Usefulness and user-friendliness come first, always. But today users expect more: it simply works better when it is pretty. Through the proper use of text, images, colors and whitespace the visual designer adds character and personality to what you are building.

Favorite term: pixel-perfect


6. How can we keep our users engaged?
UX writer

UX writer

UX writing is used to connect with users, at every stage of the user experience, via user-facing touchpoints. First of all, the UX writer makes sure that your customers understand immediately how your product or service may benefit them, for instance through a clear and attractive description on your website or in the app store. The writer also makes sure your customers can start working with your product or service in no time. Think guided tours, short tutorials, tooltips and much more.
Once you’ve got your users on board, the UX Writer keeps your customers engaged via storytelling, relevant content and elements of gamification. In short, they guarantee a long-term relationship with your user.

Favorite sport: writing


Getting the right people

Does this mean you need to hire 6 different people before you have a real UX team? Of course not. The roles above are archetypes, used for clarification. In reality, the different skills are not so sharply distinguished.

Through years of hard work experienced UX people typically build up a thorough understanding of the whole domain of UX and are perfectly capable of performing multiple tasks in different roles. So if you can find strong profiles you’ll achieve equal or sometimes better results with only 2 or 3 instead of 6 people.

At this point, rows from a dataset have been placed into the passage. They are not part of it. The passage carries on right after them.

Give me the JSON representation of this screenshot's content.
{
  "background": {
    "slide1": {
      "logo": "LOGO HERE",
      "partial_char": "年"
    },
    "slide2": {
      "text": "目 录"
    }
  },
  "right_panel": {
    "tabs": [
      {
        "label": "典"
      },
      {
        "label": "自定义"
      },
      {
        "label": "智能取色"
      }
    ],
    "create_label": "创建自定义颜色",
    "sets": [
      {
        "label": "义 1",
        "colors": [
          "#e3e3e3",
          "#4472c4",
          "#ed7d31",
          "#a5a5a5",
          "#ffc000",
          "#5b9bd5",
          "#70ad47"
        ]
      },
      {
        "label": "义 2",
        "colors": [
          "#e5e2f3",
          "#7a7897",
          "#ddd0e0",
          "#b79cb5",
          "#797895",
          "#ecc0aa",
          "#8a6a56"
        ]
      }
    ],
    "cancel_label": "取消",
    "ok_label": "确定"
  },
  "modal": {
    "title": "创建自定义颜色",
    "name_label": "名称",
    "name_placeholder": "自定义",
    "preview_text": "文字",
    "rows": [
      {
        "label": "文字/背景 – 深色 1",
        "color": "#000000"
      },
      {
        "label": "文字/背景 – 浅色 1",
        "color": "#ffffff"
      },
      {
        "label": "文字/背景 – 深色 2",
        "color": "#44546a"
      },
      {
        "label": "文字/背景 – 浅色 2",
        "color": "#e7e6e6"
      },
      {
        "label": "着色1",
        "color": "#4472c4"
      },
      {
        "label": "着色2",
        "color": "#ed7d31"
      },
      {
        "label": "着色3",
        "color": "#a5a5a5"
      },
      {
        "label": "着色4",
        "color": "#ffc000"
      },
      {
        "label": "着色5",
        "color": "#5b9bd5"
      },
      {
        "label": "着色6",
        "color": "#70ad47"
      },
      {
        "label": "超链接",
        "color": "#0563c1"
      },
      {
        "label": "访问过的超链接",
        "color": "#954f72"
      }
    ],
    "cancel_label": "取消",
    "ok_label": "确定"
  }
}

And this might prove to be your main challenge: finding the right people. Because of the growing importance of user experience, people with UX skills are in high demand and it may take you some time to identify, convince and hire the right persons. And since a lot of people consider themselves ‘UX experts’, it can be a daunting and time-consuming challenge to separate the wheat from the chaff.

But you have all this UX work that needs to be done now! So what do you do?

Why not let an experienced UX agency like Human Interface Group save the day?


Agencies to the rescue

UX agencies mostly work project-based (they come in, get the job done, and leave again with everybody happy). But as the importance of UX is growing, new models are being created. One of those is integrating UX agencies and internal teams. In that case, the agency outsources its people to be part of the team as long as it is needed.

It doesn’t matter if it’s for the long term or only for a couple of months, an experienced UX agency will not only get the work done, it will also bring 3 extra advantages to your team:

  • Seasoned and highly motivated people. Human Interface Group has been performing UX assignments for 25 years and we know that our strength lies in our cherished human capital. Our people are thoroughly trained and passionate about their craft. By bringing them in, you are in effect incorporating state-of-the art UX.
  • Cutting edge UX. For internal UX teams, it is difficult to keep up with the ever-changing and rapidly evolving domain of UX. As an agency, we not only stay on top of that, we are actually building and advancing the industry. And when you work with us, you have access to the expertise of everyone in the agency, not only of the people in the project team.
  • An outsider perspective. All our people are working for many different industries. Sure, internal UX teams can have a deep understanding of your specific sector, products and services. But sometimes, too much knowledge can be a bad thing. Our consultants can bring in an outsider perspective so that you keep an open mind and are not bogged down in the specifics of your industry.

In view of the growing importance of the user experience your customers are expecting from you, you are absolutely right in making UX a core competence of your company. Building your own UX team may be a serious challenge. So why not let a UX agency help you out and inject some cutting-edge UX in your team or project?

Are you wondering how we can help you build your UX team? We’d love to talk about it. Get in touch.

Tommy De Kimpe

UX Expert & Project Manager





Or leave us a message